-------- INFORMATION GIVEN --------

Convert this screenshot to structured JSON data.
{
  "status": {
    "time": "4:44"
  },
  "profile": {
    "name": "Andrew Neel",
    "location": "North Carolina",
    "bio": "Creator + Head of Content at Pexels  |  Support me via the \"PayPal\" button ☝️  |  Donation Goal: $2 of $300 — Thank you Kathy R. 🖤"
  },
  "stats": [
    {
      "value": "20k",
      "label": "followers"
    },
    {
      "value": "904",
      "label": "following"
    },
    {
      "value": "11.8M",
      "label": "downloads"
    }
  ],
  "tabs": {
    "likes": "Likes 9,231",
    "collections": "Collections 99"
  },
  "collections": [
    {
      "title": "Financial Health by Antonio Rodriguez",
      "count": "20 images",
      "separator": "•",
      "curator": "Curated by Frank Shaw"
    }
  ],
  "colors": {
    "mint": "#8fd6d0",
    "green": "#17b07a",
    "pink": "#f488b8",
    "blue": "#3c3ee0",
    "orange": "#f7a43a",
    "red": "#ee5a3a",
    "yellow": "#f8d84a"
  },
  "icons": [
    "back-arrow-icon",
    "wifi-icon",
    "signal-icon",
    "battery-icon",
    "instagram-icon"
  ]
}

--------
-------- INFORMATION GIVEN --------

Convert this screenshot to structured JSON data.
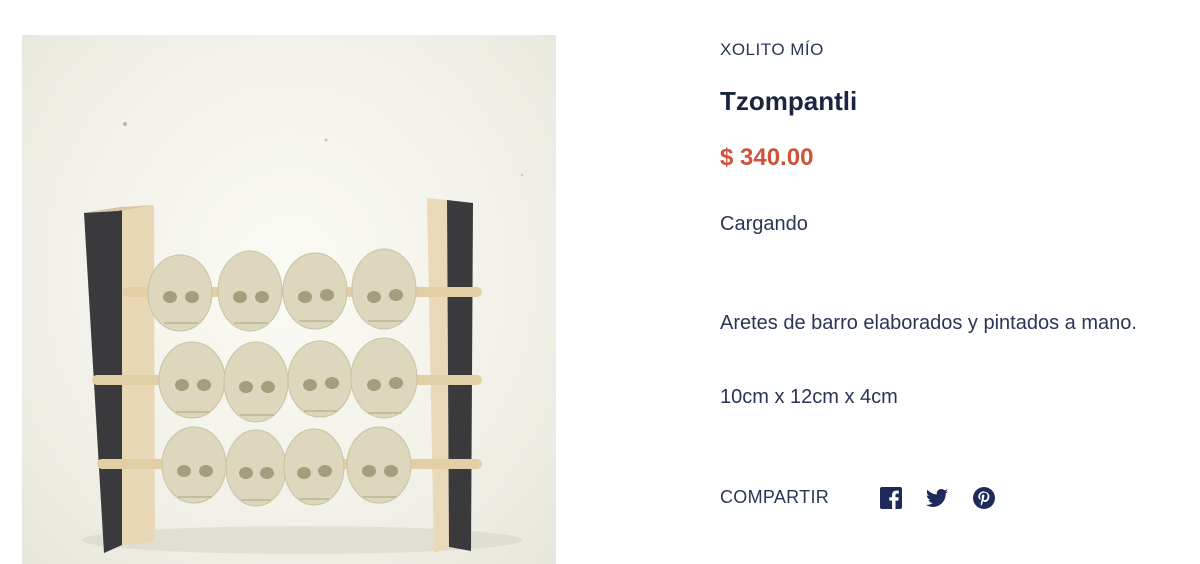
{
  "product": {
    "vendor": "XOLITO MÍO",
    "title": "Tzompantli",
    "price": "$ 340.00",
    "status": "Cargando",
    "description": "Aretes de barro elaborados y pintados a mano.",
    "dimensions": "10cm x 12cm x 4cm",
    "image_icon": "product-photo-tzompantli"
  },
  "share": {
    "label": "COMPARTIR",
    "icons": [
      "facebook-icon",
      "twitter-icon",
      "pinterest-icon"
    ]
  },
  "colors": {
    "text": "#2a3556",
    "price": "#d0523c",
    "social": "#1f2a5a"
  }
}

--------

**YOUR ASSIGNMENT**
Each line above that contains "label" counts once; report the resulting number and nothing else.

**SOLUTION**
4